Frank Hurley, fish underwater, 1922. Coloured lantern slide.
Australian Museum AMS320/V3242
In the days before scuba technology, the celebrated photographer sought to capture the beauty of the reef by placing corals in an aquarium and shooting them. But under stress, they released algae.
Bleached staghorn coral on the Great Barrier Reef. Many species are dependent on corals for food and shelter.
Corals, mangroves and seagrass habitats have been affected by extreme weather events, and some may never recover.
Tourists are experiencing ‘Reef grief’.
Severe coral bleaching may have been the crucial factor in bringing home the reality of climate change for many people.
The coral reef of Rarotonga helped scientists create a better climate history.
El Niño events can affect millions of people around the world, causing drought in Australia and floods in the Americas.
After repeated bleaching in 2016 and 2017 corals on the Great Barrier Reef are producing far fewer offspring.
Children play on a beach in Palau, in the western Pacific Ocean. The country was the first to place a sweeping ban on sunscreen to protect its reefs.
(AP Photo/Itsuo Inouye)
As the mid-winter break draws crowds to beaches, tourists may be wondering if their sunscreen is toxic to coral reefs.
Keep slip slop slapping this summer.
Despite bans around the world, there's no empirical evidence sunscreens cause coral bleaching.
Some tropical frogs may be developing resistance to a fungus that has devastated species like
Atelopus varius, the variable harlequin frog.
A look at new research published in 2018 on fossa, deepsea corals and tropical frogs developing resistance to a deadly fungus.

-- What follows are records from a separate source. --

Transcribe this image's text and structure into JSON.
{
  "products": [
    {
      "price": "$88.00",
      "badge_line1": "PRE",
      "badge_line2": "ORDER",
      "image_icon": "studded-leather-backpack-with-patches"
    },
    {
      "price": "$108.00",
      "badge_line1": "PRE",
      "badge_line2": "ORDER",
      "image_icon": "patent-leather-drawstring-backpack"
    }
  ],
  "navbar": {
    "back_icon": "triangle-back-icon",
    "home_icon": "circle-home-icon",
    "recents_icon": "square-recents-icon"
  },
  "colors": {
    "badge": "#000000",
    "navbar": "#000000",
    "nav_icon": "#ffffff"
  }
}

A healthy coral reef on Millennium Atoll, Southern Line Islands.
Field samples, satellite measurements and isotopic data have shed new light on corals' eating habits.